=== Begin Enclosure ===

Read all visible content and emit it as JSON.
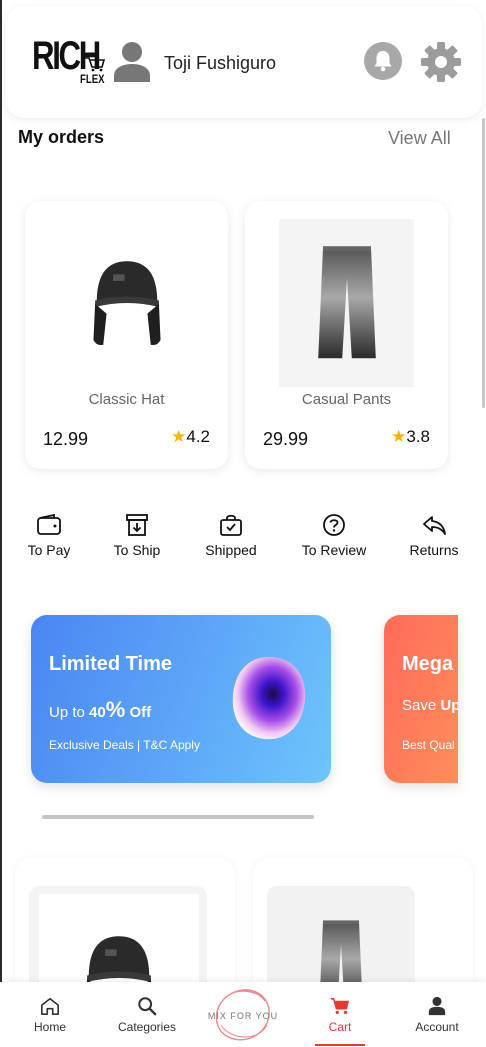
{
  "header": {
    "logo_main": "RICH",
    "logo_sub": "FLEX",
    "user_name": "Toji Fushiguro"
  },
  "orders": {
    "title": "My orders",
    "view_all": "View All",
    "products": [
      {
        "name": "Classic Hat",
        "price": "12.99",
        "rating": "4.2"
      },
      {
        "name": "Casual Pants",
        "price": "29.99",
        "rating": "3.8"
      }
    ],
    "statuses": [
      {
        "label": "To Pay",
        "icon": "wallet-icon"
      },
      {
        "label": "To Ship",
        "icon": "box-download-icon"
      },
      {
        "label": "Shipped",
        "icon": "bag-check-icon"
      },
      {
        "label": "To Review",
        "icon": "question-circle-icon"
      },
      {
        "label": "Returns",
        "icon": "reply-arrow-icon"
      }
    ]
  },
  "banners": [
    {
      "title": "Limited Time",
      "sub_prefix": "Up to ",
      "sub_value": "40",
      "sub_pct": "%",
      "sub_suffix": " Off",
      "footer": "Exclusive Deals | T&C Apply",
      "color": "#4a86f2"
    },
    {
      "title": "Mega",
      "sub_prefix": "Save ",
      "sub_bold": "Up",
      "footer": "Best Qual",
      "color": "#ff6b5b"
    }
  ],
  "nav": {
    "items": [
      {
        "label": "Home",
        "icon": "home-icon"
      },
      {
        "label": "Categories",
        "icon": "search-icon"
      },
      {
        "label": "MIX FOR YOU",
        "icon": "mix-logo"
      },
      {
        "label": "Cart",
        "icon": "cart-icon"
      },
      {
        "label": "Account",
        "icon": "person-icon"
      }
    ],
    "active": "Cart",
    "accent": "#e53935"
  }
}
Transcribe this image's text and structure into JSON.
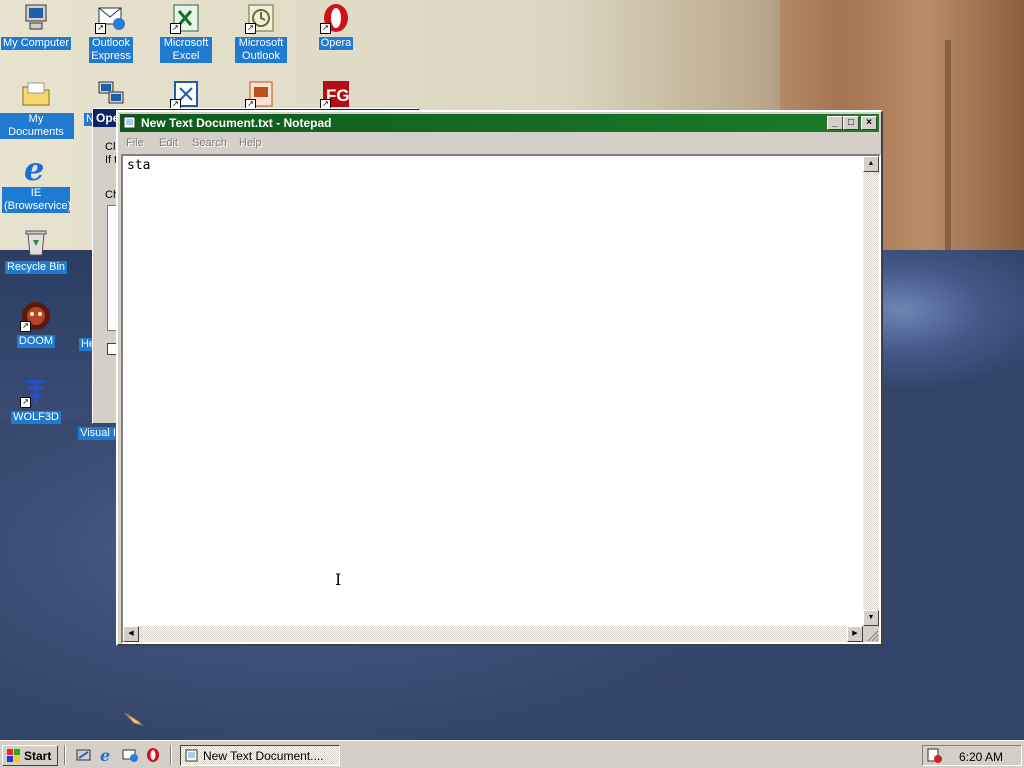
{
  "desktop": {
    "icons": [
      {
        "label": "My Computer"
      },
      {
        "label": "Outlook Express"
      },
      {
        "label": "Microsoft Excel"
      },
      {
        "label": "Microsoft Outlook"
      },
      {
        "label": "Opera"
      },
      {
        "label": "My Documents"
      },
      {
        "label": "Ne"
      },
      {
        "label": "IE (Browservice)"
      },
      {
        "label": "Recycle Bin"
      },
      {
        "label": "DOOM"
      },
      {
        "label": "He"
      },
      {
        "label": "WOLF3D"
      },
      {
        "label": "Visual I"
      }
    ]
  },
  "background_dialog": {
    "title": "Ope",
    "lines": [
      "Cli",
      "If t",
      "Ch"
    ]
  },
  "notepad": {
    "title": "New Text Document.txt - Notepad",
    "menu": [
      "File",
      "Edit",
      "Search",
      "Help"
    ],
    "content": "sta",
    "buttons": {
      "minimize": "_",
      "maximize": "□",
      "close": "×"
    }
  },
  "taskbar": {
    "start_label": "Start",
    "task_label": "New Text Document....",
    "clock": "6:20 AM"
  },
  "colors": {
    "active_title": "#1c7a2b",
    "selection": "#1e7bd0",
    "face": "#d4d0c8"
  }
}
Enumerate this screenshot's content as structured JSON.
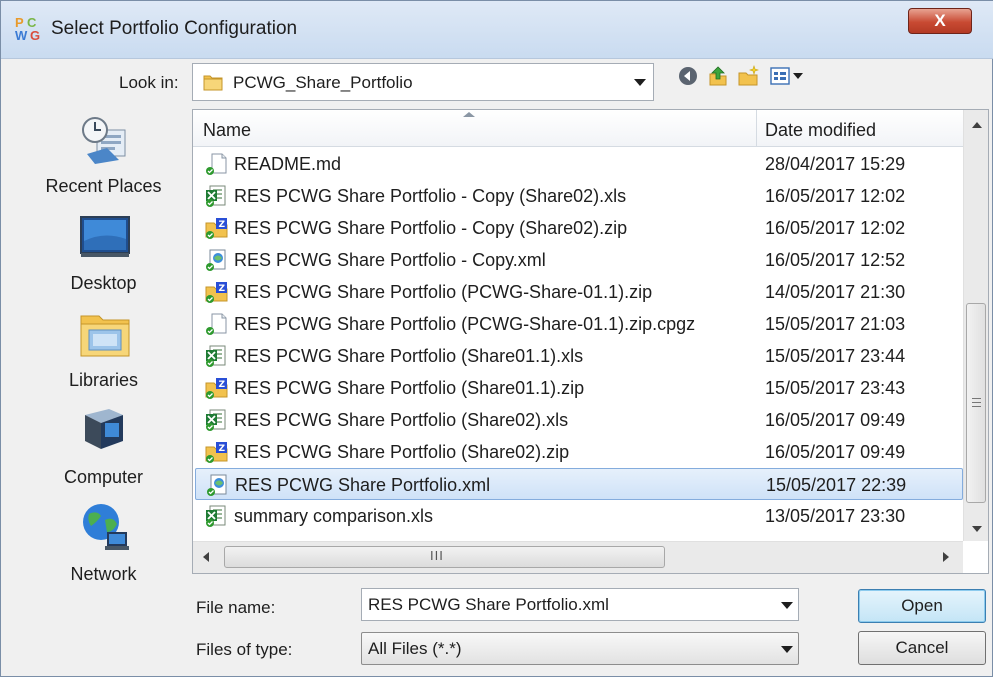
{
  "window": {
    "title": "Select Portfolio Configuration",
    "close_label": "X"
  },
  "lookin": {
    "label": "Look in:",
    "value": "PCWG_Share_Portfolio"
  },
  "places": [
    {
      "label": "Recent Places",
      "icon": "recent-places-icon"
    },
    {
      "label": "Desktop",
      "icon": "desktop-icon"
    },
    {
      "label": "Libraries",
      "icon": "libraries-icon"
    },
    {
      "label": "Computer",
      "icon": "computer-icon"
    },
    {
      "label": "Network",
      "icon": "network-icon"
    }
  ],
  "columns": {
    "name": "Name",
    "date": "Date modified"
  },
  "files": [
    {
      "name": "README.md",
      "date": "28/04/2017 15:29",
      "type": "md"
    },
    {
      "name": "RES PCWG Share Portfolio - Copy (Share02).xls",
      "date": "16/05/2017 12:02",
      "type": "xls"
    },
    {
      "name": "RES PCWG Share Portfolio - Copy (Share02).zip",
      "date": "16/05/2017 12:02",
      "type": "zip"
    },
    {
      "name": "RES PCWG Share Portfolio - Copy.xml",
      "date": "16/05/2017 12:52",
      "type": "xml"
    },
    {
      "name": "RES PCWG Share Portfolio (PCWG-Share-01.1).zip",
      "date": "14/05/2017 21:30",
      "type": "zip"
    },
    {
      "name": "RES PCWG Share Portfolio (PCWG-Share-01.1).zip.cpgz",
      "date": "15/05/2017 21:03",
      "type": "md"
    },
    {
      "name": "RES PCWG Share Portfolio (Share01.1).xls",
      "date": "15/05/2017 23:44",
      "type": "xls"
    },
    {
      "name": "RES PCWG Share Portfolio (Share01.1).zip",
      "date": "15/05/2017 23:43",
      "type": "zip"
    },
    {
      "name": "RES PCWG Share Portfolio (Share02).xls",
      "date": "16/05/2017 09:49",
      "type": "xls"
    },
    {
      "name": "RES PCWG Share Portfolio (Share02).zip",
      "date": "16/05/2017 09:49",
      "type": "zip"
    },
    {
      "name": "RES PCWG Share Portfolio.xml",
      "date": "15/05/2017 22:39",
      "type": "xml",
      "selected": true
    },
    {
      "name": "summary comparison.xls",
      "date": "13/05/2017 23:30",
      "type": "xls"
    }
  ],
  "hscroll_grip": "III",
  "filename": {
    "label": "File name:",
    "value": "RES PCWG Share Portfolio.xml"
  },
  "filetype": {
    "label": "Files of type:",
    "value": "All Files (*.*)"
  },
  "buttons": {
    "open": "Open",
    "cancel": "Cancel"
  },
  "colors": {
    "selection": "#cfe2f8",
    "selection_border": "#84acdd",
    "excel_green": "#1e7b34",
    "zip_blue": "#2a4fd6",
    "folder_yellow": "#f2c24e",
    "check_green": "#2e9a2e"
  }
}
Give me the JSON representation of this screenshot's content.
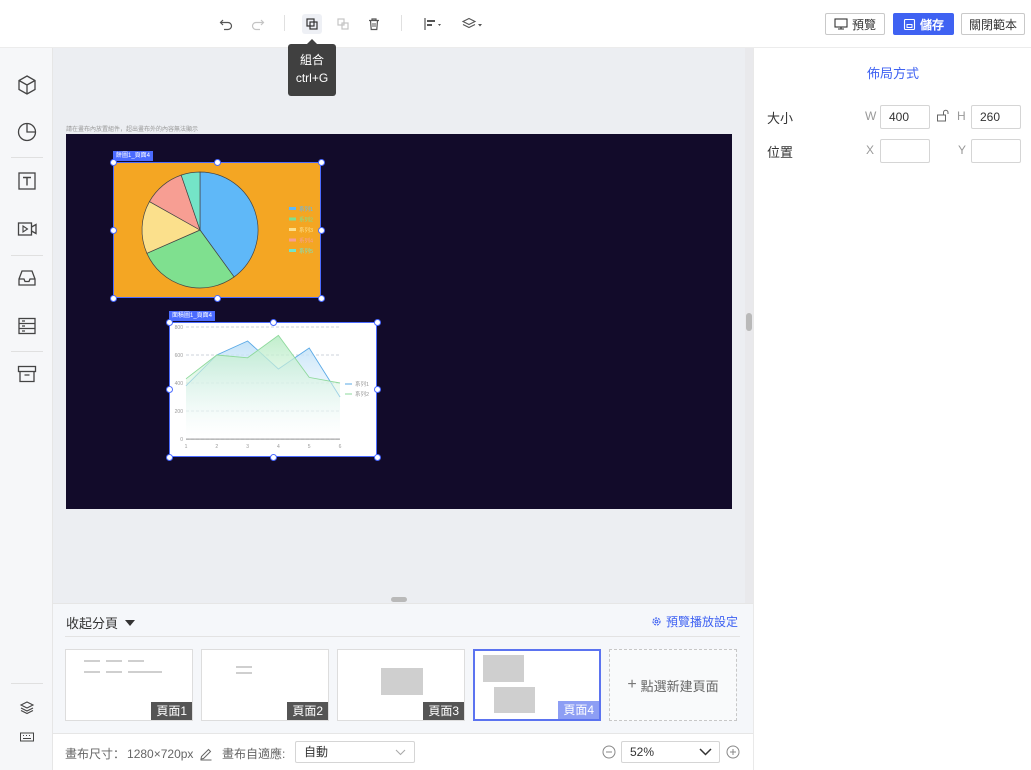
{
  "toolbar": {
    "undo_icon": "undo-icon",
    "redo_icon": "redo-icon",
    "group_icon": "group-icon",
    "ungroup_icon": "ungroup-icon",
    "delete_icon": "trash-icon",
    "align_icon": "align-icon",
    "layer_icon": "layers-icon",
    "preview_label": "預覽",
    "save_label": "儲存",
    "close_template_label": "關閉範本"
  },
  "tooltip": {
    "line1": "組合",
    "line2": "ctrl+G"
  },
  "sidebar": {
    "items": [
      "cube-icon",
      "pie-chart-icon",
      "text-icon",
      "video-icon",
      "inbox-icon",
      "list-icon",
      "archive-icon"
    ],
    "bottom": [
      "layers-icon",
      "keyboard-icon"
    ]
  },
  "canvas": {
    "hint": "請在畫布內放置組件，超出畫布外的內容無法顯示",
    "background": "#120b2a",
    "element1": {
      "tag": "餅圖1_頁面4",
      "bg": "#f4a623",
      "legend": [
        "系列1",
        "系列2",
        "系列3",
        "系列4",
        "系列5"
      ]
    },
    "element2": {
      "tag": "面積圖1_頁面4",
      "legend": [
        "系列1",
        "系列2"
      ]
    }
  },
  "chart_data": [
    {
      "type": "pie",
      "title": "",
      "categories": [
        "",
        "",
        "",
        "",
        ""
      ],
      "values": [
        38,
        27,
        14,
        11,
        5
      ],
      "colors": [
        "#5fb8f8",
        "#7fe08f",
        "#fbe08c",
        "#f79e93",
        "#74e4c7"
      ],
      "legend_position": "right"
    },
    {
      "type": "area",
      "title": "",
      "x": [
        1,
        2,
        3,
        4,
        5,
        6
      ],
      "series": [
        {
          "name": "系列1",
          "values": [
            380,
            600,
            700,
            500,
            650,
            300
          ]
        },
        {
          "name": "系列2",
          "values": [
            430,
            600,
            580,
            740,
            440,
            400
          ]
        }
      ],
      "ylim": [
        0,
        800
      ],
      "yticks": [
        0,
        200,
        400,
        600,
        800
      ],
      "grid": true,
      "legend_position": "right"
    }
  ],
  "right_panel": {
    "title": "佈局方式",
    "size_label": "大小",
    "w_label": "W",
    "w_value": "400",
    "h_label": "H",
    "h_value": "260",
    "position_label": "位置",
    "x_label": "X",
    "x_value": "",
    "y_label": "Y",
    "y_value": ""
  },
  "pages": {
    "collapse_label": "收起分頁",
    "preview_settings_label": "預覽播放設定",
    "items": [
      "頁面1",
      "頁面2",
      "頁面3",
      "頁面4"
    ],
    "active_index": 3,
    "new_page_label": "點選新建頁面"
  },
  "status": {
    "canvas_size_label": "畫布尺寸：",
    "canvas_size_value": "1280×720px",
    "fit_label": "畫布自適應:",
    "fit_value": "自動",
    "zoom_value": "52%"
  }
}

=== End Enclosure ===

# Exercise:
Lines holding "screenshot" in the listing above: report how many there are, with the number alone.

# Response for this exercise:
2